How common is herpes?
Hundreds of gay and bisexual men were treated at UK clinics for genital or anal herpes each year. This doesn’t include men who get blisters from time to time but don’t go to clinics for treatment.
What causes herpes?
Herpes is caused by two types of the herpes simplex virus. Both types can cause blisters, usually on moist skin:
- in or around the mouth (cold sores)
- on or around the cock or inside the arse (genital or anal herpes).
During sex both types of the virus can be passed from one part of your body to someone else’s. For example, if someone with a cold sore sucks another man’s cock it can lead to herpes blisters on that cock.
It’s easy to be infected without knowing, as the immune system often stops the virus causing any problems.

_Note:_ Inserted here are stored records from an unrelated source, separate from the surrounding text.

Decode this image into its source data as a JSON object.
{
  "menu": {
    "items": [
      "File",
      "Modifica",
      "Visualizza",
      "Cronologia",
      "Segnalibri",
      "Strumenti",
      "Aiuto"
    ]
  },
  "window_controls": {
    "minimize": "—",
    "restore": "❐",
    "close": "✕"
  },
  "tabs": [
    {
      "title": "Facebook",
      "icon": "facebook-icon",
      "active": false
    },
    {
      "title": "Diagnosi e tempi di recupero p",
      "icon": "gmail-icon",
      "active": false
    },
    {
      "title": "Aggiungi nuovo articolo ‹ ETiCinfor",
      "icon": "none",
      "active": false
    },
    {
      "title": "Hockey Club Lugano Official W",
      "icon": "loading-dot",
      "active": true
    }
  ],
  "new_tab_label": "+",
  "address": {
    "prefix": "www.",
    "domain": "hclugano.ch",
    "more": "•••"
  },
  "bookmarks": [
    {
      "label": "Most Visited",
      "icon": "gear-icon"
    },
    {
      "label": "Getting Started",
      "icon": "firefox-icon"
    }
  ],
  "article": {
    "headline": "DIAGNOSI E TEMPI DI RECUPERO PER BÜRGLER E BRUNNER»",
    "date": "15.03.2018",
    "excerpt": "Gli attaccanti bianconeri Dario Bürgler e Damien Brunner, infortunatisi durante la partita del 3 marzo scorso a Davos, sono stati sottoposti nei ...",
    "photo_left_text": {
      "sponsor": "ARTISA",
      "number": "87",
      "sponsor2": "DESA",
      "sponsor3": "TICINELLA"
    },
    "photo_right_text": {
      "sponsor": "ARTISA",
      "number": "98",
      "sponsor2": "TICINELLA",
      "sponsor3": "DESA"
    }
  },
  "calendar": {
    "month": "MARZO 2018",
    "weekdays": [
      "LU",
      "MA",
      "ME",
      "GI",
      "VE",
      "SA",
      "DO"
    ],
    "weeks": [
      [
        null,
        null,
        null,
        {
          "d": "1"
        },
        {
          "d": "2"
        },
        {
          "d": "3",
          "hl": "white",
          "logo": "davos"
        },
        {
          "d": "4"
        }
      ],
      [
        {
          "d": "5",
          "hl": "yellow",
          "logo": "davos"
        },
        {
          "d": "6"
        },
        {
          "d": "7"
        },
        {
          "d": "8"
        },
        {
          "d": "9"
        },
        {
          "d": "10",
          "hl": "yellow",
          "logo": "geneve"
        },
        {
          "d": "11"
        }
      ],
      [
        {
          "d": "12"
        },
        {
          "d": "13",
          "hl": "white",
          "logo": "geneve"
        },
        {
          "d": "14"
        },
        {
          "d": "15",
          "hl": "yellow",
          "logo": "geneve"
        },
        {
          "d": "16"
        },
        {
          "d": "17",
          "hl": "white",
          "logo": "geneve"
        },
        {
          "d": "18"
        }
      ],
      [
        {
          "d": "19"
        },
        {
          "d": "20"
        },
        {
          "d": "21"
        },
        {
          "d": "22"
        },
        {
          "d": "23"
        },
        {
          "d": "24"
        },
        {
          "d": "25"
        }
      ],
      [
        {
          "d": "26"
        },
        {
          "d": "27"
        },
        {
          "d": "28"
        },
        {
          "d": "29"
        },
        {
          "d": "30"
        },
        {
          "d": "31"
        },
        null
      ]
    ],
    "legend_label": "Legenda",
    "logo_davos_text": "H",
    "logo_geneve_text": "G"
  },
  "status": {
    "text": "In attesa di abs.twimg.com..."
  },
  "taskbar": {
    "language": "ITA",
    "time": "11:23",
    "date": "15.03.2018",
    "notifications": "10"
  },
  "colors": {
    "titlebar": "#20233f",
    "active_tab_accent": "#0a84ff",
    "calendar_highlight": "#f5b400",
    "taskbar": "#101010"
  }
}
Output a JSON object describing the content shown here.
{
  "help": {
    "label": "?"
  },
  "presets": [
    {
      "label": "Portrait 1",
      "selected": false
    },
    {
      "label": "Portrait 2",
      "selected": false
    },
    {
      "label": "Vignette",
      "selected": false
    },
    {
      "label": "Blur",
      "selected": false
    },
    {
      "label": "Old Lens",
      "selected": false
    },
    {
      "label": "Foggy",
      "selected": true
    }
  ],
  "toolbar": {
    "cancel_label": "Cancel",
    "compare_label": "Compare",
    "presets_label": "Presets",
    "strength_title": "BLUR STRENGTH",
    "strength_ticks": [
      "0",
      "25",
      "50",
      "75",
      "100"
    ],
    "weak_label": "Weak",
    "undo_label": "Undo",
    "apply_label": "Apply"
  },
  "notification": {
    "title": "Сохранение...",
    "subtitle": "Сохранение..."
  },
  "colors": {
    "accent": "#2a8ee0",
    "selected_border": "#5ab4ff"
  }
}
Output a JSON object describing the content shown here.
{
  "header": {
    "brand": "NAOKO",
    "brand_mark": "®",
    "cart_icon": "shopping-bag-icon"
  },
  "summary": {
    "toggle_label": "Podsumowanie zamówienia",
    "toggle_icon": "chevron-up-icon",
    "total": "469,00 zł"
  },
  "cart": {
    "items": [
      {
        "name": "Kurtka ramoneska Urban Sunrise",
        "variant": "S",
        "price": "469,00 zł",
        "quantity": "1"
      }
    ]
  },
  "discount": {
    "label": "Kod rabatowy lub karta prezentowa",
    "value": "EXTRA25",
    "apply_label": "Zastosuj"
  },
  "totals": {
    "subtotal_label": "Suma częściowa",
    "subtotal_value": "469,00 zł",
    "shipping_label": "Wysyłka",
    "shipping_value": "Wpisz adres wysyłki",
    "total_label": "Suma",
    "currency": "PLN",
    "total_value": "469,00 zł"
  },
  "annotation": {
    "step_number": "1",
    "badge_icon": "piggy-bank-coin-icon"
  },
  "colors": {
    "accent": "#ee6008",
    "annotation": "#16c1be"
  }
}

What are the symptoms of herpes?
You may not notice symptoms of herpes until many months, or even years, after sex with an infected person. These symptoms can include:
- blisters where it first got into your body (usually on your cock or mouth or in your throat or arse)
- flu-like aches and pains
- swollen glands.
Itching, tingling or redness in the affected area may warn you blisters are about to appear. Blisters hold an infectious clear fluid. The blister bursts, scabs over and heals in 10 to 14 days.
This might be the first and last time you get the blisters. But if they come back, it’ll be to the same part of your body as before. Usually they won’t be as bad as the first time, but they may still be painful.
How is herpes passed on?
The virus is passed on by skin contact with someone’s herpes sores through:
- fucking or being fucked without condoms
- sucking or being sucked
- rimming or being rimmed
- wanking, fisting or fingering someone with blisters on their cock or in their arse
- contact with cold sores in or around the mouth (for example during kissing or oral sex).
The virus can be in the spit of someone with cold sores. It can sometimes be passed on through contact with skin that has no blisters.
How is herpes prevented?
These help to avoid the spread of herpes:
- avoiding sex if you or your partner has a cold sore or herpes blister
- avoiding sex if you feel a blister coming on, as the virus is in the skin just before the blisters appear
- using condoms or latex gloves as a barrier against the part of the body with the blister
- washing hands if blisters are touched and before handling contact lenses
- if you have a cold sore, not using your spit as a lubricant during sex or when putting contact lenses in.
How is herpes treated?
The herpes virus stays in your body, but your immune system should keep it under control most of the time and clear up blisters if they happen.
If blisters appear then bathing in salt water eases the pain, as do pain-killing products such as Solarcaine or Xylocaine spray or cream. Special tablets and creams prescribed by a doctor can make the blisters go away more quickly: some drugs can even stop the blisters before they appear.
Creams for treating cold sores are no good for genital or anal herpes. Clinics can tell you which creams and lotions to use.
Certain things tend to bring on the sores or blisters, such as lack of sleep, stress, friction against the skin or sunbathing. If you avoid these it can cut down how often you get blisters.
People with HIV are sometimes given an anti-herpes drug to take regularly to stop blisters happening.
You can get more information about herpes from these organisations and websites:
Herpes Viruses Association
Helpline: 0845 12 32 305 (4pm to 8pm weekdays)
New Zealand Herpes Foundation
Last review: 09/11/2018
Next review: 09/11/2021